The world’s largest fusion project has begun construction this week, hoping to end the fossil-fuel era after 2025: ITER will replicate the same system on Earth that the Sun uses for energy.
Construction of the world’s largest nuclear fusion project began this week in southern France, a process slated to finish in 2025.
The project, called ITER, is the combined effort of engineers and scientists from 35 countries that aims to demonstrate the feasibility of fusion energy with an enormous magnetic device called Tokamak, capable of obtaining the fusion of plasma particles and achieving nuclear reaction. of fusion.
Nuclear energy is that obtained from the nucleus of atoms and can be extracted using two different techniques: fission and nuclear fusion.
Better fusion than fission
All current nuclear power plants obtain energy through fission, which consists of splitting the nucleus of an atom, usually uranium or plutonium, to obtain energy.

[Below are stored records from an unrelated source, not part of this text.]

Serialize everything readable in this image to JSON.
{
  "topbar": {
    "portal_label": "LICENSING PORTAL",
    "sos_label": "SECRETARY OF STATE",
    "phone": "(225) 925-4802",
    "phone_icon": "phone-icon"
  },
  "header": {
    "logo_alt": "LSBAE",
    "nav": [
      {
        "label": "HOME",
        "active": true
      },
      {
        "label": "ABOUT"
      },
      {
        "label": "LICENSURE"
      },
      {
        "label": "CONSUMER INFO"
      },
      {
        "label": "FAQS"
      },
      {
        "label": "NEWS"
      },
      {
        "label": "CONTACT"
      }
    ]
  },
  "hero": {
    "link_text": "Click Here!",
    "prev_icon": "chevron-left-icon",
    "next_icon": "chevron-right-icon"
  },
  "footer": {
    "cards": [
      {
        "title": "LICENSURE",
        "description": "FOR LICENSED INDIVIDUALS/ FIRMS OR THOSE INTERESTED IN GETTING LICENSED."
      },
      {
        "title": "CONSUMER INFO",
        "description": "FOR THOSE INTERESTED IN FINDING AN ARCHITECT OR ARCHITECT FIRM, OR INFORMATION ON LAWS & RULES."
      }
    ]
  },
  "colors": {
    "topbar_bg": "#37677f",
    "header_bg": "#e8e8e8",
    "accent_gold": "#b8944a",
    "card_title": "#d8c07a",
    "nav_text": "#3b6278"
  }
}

Nuclear fusion, on the other hand, is based on a reaction in which two very light atomic nuclei unite to form a heavier stable nucleus, with a mass slightly less than the sum of the masses of the initial nuclei. This defect in mass results in a large release of energy, such as Explain Nuclear Forum.

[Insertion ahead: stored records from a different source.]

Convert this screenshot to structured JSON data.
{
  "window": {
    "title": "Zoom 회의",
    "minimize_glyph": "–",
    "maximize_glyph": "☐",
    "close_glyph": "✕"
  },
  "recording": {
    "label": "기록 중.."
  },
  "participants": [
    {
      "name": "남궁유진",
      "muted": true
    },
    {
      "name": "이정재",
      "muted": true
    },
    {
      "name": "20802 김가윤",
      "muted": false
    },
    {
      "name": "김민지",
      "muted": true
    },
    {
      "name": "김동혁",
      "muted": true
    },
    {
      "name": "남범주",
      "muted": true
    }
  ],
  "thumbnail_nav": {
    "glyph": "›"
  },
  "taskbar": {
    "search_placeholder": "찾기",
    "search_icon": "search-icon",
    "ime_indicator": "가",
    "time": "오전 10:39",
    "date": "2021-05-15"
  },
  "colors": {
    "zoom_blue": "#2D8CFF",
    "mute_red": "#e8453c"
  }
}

The energy produced by the Sun has this origin and ITER represents the human attempt to replicate the same mechanism to obtain energy on Earth: the temperatures necessary for fusion will reach ten times the temperature of the center of the Sun, according to its creators.
Clean, risk free and uranium
The resulting energy will be much more efficient and cleaner than that obtained by the fission technique currently used: it does not represent an accident risk nor does it generate nuclear waste. In addition, it does not require a non-renewable fuel and as scarce as uranium.
It is believed that, if its technological and commercial viability is confirmed, nuclear fusion energy may end the era of fossil fuels, which have caused the global warming.
But while fusion technology is already 60 years old, there are still technical challenges to overcome to make it a reality.
Race against the clock
Those responsible for its construction know that they focus their eyes on the world because the time to change the energy model has arrived, and there is not much time left to achieve it.
“As we launch the ITER machine assembly phase we feel the weight of history. We feel the need for urgency and patience. We know that we need a replacement for fossil fuels as soon as possible. […] We are moving as fast as possible… If we are successful, it will be worth all the time and effort that has brought us to this point. ” declared ITER CEO Bernard Bigot in his speech at the start of construction.
The task is technologically complex: Your final reactor will weigh 23,000 tons, including 3,000 tons of superconducting magnets connected together by 200 kilometers of superconducting cables, all of which must be kept cryogenically cooled to -269 degrees Celsius, informs The Guardian.
“Achieving the exclusive use of clean energy will be a miracle for our planet,” concludes Bigot.